WHAT IS BEING ASKED — Reproduce the entries in full, with no changes.
(Beginning of SUPPLIED MATERIAL)
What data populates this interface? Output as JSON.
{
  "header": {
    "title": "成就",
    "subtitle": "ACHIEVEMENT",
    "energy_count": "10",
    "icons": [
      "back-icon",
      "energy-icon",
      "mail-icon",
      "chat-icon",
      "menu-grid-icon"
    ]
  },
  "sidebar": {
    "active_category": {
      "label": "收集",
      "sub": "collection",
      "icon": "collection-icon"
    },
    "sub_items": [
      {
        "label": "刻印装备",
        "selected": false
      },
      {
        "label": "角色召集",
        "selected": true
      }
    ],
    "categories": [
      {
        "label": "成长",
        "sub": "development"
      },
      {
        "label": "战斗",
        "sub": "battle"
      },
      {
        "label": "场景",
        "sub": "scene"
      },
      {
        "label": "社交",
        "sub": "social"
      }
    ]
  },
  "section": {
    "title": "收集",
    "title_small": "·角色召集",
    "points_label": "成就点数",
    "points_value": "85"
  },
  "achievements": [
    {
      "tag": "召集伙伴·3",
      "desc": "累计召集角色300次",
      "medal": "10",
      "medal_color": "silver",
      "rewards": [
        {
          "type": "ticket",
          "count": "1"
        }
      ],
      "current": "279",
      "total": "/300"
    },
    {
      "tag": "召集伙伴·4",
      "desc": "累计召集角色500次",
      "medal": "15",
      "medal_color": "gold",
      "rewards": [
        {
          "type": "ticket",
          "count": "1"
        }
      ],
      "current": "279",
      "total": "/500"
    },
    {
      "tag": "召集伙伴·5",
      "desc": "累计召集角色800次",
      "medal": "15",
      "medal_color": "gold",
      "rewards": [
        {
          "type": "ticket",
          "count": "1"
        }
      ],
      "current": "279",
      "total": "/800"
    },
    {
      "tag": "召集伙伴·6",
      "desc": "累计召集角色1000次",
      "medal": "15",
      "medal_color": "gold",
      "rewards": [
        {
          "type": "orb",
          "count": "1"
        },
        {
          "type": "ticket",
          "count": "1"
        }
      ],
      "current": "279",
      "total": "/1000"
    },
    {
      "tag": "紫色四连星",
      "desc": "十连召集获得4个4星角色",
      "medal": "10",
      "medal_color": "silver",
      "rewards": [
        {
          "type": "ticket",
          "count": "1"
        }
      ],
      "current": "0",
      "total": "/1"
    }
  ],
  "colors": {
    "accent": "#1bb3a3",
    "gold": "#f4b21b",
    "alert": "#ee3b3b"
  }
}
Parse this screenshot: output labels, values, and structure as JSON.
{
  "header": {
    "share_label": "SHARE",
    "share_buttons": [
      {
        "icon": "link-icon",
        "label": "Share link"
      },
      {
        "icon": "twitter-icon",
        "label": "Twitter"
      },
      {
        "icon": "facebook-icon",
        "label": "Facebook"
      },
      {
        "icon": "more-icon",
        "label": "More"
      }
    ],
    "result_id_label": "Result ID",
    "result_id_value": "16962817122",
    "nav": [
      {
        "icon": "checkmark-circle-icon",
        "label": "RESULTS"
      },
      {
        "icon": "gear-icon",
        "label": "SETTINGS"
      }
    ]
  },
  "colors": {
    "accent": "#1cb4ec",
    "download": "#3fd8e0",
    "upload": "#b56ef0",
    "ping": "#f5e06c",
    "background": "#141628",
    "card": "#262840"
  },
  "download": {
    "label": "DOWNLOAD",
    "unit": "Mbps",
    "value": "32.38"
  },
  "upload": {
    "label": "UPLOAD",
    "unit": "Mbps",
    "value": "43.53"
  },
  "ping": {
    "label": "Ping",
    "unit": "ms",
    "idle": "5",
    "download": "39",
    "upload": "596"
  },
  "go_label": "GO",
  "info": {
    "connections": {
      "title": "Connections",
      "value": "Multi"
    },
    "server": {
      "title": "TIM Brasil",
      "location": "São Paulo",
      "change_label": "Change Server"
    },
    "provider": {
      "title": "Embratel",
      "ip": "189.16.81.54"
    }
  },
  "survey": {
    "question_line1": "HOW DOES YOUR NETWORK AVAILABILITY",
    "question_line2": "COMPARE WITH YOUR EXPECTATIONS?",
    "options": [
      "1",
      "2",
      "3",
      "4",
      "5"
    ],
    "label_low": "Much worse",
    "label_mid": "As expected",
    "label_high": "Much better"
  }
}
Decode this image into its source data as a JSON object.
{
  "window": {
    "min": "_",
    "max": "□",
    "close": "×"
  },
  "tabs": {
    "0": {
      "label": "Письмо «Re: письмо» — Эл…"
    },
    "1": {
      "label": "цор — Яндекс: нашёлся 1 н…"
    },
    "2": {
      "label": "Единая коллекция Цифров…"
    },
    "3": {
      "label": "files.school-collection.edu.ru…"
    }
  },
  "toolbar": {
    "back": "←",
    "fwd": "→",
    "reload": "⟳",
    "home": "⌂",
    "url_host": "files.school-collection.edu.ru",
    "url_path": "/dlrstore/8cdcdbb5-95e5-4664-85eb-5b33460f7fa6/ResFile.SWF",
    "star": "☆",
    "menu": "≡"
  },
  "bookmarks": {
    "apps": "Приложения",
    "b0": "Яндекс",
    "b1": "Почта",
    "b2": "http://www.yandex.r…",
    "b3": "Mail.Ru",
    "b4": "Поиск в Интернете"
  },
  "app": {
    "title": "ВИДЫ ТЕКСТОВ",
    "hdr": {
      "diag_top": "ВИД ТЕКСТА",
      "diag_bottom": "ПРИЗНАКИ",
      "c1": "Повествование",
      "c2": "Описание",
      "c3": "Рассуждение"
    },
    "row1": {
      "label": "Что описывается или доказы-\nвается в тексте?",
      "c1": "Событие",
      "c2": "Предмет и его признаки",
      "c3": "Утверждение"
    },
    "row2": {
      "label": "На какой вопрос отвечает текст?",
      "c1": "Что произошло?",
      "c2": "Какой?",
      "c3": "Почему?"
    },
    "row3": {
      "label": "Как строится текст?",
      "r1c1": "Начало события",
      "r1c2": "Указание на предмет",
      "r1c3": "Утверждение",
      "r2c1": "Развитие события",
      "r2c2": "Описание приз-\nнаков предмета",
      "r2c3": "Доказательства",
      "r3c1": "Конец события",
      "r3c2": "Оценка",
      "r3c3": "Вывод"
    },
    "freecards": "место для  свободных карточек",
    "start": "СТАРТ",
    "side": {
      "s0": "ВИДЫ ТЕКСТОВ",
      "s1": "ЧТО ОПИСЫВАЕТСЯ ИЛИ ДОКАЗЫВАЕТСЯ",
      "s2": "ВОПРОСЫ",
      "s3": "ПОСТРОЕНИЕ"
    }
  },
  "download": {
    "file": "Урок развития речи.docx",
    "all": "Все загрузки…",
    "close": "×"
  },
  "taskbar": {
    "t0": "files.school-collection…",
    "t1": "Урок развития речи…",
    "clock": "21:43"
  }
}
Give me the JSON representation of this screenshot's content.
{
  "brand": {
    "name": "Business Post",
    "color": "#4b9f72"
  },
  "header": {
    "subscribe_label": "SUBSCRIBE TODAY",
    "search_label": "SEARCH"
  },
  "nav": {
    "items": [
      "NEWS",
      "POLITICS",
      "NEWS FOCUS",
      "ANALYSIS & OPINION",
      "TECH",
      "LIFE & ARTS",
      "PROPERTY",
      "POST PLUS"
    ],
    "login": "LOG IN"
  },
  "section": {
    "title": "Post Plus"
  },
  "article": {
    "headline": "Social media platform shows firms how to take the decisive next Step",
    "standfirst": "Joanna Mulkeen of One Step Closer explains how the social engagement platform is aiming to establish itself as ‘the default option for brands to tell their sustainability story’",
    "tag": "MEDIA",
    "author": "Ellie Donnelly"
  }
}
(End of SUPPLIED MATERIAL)
WRITTEN SOLUTION —
What data populates this interface? Output as JSON.
{
  "header": {
    "title": "成就",
    "subtitle": "ACHIEVEMENT",
    "energy_count": "10",
    "icons": [
      "back-icon",
      "energy-icon",
      "mail-icon",
      "chat-icon",
      "menu-grid-icon"
    ]
  },
  "sidebar": {
    "active_category": {
      "label": "收集",
      "sub": "collection",
      "icon": "collection-icon"
    },
    "sub_items": [
      {
        "label": "刻印装备",
        "selected": false
      },
      {
        "label": "角色召集",
        "selected": true
      }
    ],
    "categories": [
      {
        "label": "成长",
        "sub": "development"
      },
      {
        "label": "战斗",
        "sub": "battle"
      },
      {
        "label": "场景",
        "sub": "scene"
      },
      {
        "label": "社交",
        "sub": "social"
      }
    ]
  },
  "section": {
    "title": "收集",
    "title_small": "·角色召集",
    "points_label": "成就点数",
    "points_value": "85"
  },
  "achievements": [
    {
      "tag": "召集伙伴·3",
      "desc": "累计召集角色300次",
      "medal": "10",
      "medal_color": "silver",
      "rewards": [
        {
          "type": "ticket",
          "count": "1"
        }
      ],
      "current": "279",
      "total": "/300"
    },
    {
      "tag": "召集伙伴·4",
      "desc": "累计召集角色500次",
      "medal": "15",
      "medal_color": "gold",
      "rewards": [
        {
          "type": "ticket",
          "count": "1"
        }
      ],
      "current": "279",
      "total": "/500"
    },
    {
      "tag": "召集伙伴·5",
      "desc": "累计召集角色800次",
      "medal": "15",
      "medal_color": "gold",
      "rewards": [
        {
          "type": "ticket",
          "count": "1"
        }
      ],
      "current": "279",
      "total": "/800"
    },
    {
      "tag": "召集伙伴·6",
      "desc": "累计召集角色1000次",
      "medal": "15",
      "medal_color": "gold",
      "rewards": [
        {
          "type": "orb",
          "count": "1"
        },
        {
          "type": "ticket",
          "count": "1"
        }
      ],
      "current": "279",
      "total": "/1000"
    },
    {
      "tag": "紫色四连星",
      "desc": "十连召集获得4个4星角色",
      "medal": "10",
      "medal_color": "silver",
      "rewards": [
        {
          "type": "ticket",
          "count": "1"
        }
      ],
      "current": "0",
      "total": "/1"
    }
  ],
  "colors": {
    "accent": "#1bb3a3",
    "gold": "#f4b21b",
    "alert": "#ee3b3b"
  }
}
Parse this screenshot: output labels, values, and structure as JSON.
{
  "header": {
    "share_label": "SHARE",
    "share_buttons": [
      {
        "icon": "link-icon",
        "label": "Share link"
      },
      {
        "icon": "twitter-icon",
        "label": "Twitter"
      },
      {
        "icon": "facebook-icon",
        "label": "Facebook"
      },
      {
        "icon": "more-icon",
        "label": "More"
      }
    ],
    "result_id_label": "Result ID",
    "result_id_value": "16962817122",
    "nav": [
      {
        "icon": "checkmark-circle-icon",
        "label": "RESULTS"
      },
      {
        "icon": "gear-icon",
        "label": "SETTINGS"
      }
    ]
  },
  "colors": {
    "accent": "#1cb4ec",
    "download": "#3fd8e0",
    "upload": "#b56ef0",
    "ping": "#f5e06c",
    "background": "#141628",
    "card": "#262840"
  },
  "download": {
    "label": "DOWNLOAD",
    "unit": "Mbps",
    "value": "32.38"
  },
  "upload": {
    "label": "UPLOAD",
    "unit": "Mbps",
    "value": "43.53"
  },
  "ping": {
    "label": "Ping",
    "unit": "ms",
    "idle": "5",
    "download": "39",
    "upload": "596"
  },
  "go_label": "GO",
  "info": {
    "connections": {
      "title": "Connections",
      "value": "Multi"
    },
    "server": {
      "title": "TIM Brasil",
      "location": "São Paulo",
      "change_label": "Change Server"
    },
    "provider": {
      "title": "Embratel",
      "ip": "189.16.81.54"
    }
  },
  "survey": {
    "question_line1": "HOW DOES YOUR NETWORK AVAILABILITY",
    "question_line2": "COMPARE WITH YOUR EXPECTATIONS?",
    "options": [
      "1",
      "2",
      "3",
      "4",
      "5"
    ],
    "label_low": "Much worse",
    "label_mid": "As expected",
    "label_high": "Much better"
  }
}
Decode this image into its source data as a JSON object.
{
  "window": {
    "min": "_",
    "max": "□",
    "close": "×"
  },
  "tabs": {
    "0": {
      "label": "Письмо «Re: письмо» — Эл…"
    },
    "1": {
      "label": "цор — Яндекс: нашёлся 1 н…"
    },
    "2": {
      "label": "Единая коллекция Цифров…"
    },
    "3": {
      "label": "files.school-collection.edu.ru…"
    }
  },
  "toolbar": {
    "back": "←",
    "fwd": "→",
    "reload": "⟳",
    "home": "⌂",
    "url_host": "files.school-collection.edu.ru",
    "url_path": "/dlrstore/8cdcdbb5-95e5-4664-85eb-5b33460f7fa6/ResFile.SWF",
    "star": "☆",
    "menu": "≡"
  },
  "bookmarks": {
    "apps": "Приложения",
    "b0": "Яндекс",
    "b1": "Почта",
    "b2": "http://www.yandex.r…",
    "b3": "Mail.Ru",
    "b4": "Поиск в Интернете"
  },
  "app": {
    "title": "ВИДЫ ТЕКСТОВ",
    "hdr": {
      "diag_top": "ВИД ТЕКСТА",
      "diag_bottom": "ПРИЗНАКИ",
      "c1": "Повествование",
      "c2": "Описание",
      "c3": "Рассуждение"
    },
    "row1": {
      "label": "Что описывается или доказы-\nвается в тексте?",
      "c1": "Событие",
      "c2": "Предмет и его признаки",
      "c3": "Утверждение"
    },
    "row2": {
      "label": "На какой вопрос отвечает текст?",
      "c1": "Что произошло?",
      "c2": "Какой?",
      "c3": "Почему?"
    },
    "row3": {
      "label": "Как строится текст?",
      "r1c1": "Начало события",
      "r1c2": "Указание на предмет",
      "r1c3": "Утверждение",
      "r2c1": "Развитие события",
      "r2c2": "Описание приз-\nнаков предмета",
      "r2c3": "Доказательства",
      "r3c1": "Конец события",
      "r3c2": "Оценка",
      "r3c3": "Вывод"
    },
    "freecards": "место для  свободных карточек",
    "start": "СТАРТ",
    "side": {
      "s0": "ВИДЫ ТЕКСТОВ",
      "s1": "ЧТО ОПИСЫВАЕТСЯ ИЛИ ДОКАЗЫВАЕТСЯ",
      "s2": "ВОПРОСЫ",
      "s3": "ПОСТРОЕНИЕ"
    }
  },
  "download": {
    "file": "Урок развития речи.docx",
    "all": "Все загрузки…",
    "close": "×"
  },
  "taskbar": {
    "t0": "files.school-collection…",
    "t1": "Урок развития речи…",
    "clock": "21:43"
  }
}
Give me the JSON representation of this screenshot's content.
{
  "brand": {
    "name": "Business Post",
    "color": "#4b9f72"
  },
  "header": {
    "subscribe_label": "SUBSCRIBE TODAY",
    "search_label": "SEARCH"
  },
  "nav": {
    "items": [
      "NEWS",
      "POLITICS",
      "NEWS FOCUS",
      "ANALYSIS & OPINION",
      "TECH",
      "LIFE & ARTS",
      "PROPERTY",
      "POST PLUS"
    ],
    "login": "LOG IN"
  },
  "section": {
    "title": "Post Plus"
  },
  "article": {
    "headline": "Social media platform shows firms how to take the decisive next Step",
    "standfirst": "Joanna Mulkeen of One Step Closer explains how the social engagement platform is aiming to establish itself as ‘the default option for brands to tell their sustainability story’",
    "tag": "MEDIA",
    "author": "Ellie Donnelly"
  }
}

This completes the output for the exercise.